Task objective
Review the listing and copy each line that holds the word "DELLINS".

Input data
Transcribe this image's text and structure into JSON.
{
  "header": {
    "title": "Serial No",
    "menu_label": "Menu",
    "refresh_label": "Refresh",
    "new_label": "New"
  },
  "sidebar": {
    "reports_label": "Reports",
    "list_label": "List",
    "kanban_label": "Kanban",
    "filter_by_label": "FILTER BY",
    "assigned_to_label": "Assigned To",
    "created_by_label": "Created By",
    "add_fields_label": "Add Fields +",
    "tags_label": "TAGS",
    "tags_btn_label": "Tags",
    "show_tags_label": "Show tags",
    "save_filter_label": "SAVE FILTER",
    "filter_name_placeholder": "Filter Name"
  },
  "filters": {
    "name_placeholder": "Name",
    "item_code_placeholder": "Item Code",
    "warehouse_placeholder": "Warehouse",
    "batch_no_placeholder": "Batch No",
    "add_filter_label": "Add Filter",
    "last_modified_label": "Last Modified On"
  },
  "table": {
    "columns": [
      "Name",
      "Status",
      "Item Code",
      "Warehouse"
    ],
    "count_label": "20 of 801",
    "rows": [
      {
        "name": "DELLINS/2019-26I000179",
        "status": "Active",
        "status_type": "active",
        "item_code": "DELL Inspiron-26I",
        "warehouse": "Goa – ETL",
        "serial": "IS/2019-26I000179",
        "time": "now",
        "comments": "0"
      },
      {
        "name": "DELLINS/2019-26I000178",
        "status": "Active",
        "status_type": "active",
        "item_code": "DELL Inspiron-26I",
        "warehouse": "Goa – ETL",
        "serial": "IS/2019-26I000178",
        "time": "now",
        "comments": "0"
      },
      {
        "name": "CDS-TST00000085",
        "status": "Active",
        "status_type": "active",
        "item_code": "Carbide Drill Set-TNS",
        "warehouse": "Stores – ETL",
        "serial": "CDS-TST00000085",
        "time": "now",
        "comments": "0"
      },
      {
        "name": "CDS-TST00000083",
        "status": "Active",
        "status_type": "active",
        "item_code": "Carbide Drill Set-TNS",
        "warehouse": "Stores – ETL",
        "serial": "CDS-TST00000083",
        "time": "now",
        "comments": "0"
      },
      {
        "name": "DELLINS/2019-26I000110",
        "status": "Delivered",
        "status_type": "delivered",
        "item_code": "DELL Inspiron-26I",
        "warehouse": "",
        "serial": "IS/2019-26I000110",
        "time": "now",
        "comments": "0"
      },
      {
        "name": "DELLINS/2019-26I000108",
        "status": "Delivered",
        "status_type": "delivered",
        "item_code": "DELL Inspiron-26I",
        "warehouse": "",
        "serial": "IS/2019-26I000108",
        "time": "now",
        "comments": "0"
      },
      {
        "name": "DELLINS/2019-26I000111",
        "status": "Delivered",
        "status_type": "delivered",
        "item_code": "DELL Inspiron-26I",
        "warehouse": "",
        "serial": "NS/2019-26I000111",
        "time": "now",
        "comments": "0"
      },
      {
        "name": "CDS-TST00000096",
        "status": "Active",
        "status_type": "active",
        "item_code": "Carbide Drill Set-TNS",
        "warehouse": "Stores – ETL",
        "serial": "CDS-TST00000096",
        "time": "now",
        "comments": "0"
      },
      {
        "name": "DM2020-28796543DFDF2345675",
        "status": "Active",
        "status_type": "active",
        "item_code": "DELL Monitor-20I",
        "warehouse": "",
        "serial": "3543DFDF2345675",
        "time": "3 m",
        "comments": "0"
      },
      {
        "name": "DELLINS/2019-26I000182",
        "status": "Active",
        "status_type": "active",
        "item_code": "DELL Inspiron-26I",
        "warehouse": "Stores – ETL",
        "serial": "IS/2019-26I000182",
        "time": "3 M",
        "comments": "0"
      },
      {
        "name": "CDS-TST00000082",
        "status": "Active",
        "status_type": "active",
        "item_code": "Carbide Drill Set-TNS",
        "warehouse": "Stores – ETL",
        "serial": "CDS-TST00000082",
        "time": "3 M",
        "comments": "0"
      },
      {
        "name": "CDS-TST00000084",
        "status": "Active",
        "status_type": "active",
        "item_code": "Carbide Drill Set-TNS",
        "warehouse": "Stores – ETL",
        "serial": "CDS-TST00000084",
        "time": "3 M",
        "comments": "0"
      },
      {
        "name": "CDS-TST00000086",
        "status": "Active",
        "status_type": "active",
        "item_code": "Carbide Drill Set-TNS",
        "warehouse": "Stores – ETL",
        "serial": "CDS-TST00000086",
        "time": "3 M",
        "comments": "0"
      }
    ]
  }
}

Solved problem
        "name": "DELLINS/2019-26I000179",
        "name": "DELLINS/2019-26I000178",
        "name": "DELLINS/2019-26I000110",
        "name": "DELLINS/2019-26I000108",
        "name": "DELLINS/2019-26I000111",
        "name": "DELLINS/2019-26I000182",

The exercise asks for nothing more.